## TASK:
Filter the data below for the string "sandbox" and copy each matching line.

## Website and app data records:
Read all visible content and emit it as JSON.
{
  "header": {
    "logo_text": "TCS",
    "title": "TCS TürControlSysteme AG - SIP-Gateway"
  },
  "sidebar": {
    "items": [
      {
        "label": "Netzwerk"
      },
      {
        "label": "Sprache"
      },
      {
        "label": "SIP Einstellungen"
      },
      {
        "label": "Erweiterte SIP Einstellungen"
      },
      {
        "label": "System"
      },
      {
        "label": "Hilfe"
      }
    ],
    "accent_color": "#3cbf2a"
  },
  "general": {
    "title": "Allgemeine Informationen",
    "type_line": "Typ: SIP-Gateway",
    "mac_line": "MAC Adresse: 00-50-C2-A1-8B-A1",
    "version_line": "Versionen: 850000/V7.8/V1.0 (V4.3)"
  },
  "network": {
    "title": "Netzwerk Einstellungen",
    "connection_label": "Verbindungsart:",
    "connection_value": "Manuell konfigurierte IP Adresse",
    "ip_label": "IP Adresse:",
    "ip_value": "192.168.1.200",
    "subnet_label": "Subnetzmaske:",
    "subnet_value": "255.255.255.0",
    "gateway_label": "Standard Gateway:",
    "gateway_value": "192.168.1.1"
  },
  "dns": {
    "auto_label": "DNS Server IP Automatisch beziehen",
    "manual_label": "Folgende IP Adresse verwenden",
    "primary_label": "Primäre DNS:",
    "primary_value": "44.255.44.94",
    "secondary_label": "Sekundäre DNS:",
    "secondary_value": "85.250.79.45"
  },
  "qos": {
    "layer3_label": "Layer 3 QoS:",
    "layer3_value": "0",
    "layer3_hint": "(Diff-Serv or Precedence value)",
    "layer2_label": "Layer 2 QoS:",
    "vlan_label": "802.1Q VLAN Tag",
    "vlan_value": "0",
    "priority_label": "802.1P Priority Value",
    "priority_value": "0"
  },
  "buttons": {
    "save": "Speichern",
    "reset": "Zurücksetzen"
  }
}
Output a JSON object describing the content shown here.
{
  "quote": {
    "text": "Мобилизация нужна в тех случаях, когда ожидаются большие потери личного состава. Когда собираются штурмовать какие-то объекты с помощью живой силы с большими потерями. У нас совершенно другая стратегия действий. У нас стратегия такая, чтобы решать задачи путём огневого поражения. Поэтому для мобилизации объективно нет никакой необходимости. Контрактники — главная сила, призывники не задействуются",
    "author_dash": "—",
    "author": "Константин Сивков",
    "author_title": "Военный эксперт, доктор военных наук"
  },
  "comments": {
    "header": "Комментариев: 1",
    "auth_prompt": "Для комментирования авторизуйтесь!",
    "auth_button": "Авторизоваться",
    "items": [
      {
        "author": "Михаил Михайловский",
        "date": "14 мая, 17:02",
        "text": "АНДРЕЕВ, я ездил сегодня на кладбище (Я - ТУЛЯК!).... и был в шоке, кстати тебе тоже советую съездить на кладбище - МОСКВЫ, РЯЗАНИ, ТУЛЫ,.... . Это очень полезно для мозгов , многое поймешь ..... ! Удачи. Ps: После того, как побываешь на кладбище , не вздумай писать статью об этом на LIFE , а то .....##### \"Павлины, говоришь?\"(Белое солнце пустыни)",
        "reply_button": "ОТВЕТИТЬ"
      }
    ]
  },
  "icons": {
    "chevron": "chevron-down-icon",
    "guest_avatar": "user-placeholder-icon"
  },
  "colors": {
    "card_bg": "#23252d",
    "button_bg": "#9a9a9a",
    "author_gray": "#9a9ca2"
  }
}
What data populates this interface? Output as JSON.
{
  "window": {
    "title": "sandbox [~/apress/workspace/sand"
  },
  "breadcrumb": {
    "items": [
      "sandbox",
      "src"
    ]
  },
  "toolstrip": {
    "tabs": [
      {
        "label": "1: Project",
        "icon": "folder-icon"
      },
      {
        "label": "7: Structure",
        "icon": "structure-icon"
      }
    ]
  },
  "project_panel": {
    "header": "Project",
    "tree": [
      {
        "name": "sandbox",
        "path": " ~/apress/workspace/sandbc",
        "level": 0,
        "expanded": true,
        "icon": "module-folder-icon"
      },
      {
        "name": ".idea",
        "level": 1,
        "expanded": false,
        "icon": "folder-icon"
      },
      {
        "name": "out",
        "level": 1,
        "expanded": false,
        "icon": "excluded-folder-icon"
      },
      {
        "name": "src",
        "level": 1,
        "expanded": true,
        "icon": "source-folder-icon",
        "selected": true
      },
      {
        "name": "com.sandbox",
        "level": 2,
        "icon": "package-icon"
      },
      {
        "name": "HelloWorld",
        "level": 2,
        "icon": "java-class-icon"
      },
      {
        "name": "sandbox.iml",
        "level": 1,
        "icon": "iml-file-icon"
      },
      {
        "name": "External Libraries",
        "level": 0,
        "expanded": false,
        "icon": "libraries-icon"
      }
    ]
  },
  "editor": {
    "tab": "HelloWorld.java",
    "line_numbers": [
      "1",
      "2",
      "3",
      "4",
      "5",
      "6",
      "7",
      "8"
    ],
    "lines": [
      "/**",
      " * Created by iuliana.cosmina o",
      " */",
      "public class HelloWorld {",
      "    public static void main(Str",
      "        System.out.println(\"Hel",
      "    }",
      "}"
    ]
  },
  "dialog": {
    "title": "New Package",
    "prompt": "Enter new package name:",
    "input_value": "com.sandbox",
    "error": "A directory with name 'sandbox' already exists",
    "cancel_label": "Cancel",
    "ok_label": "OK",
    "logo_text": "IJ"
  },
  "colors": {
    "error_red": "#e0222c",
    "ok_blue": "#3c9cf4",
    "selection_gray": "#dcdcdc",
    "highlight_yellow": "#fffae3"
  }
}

## ANSWER TO THE EXERCISE:
    "title": "sandbox [~/apress/workspace/sand"
      "sandbox",
        "name": "sandbox",
        "name": "com.sandbox",
        "name": "sandbox.iml",
    "input_value": "com.sandbox",
    "error": "A directory with name 'sandbox' already exists",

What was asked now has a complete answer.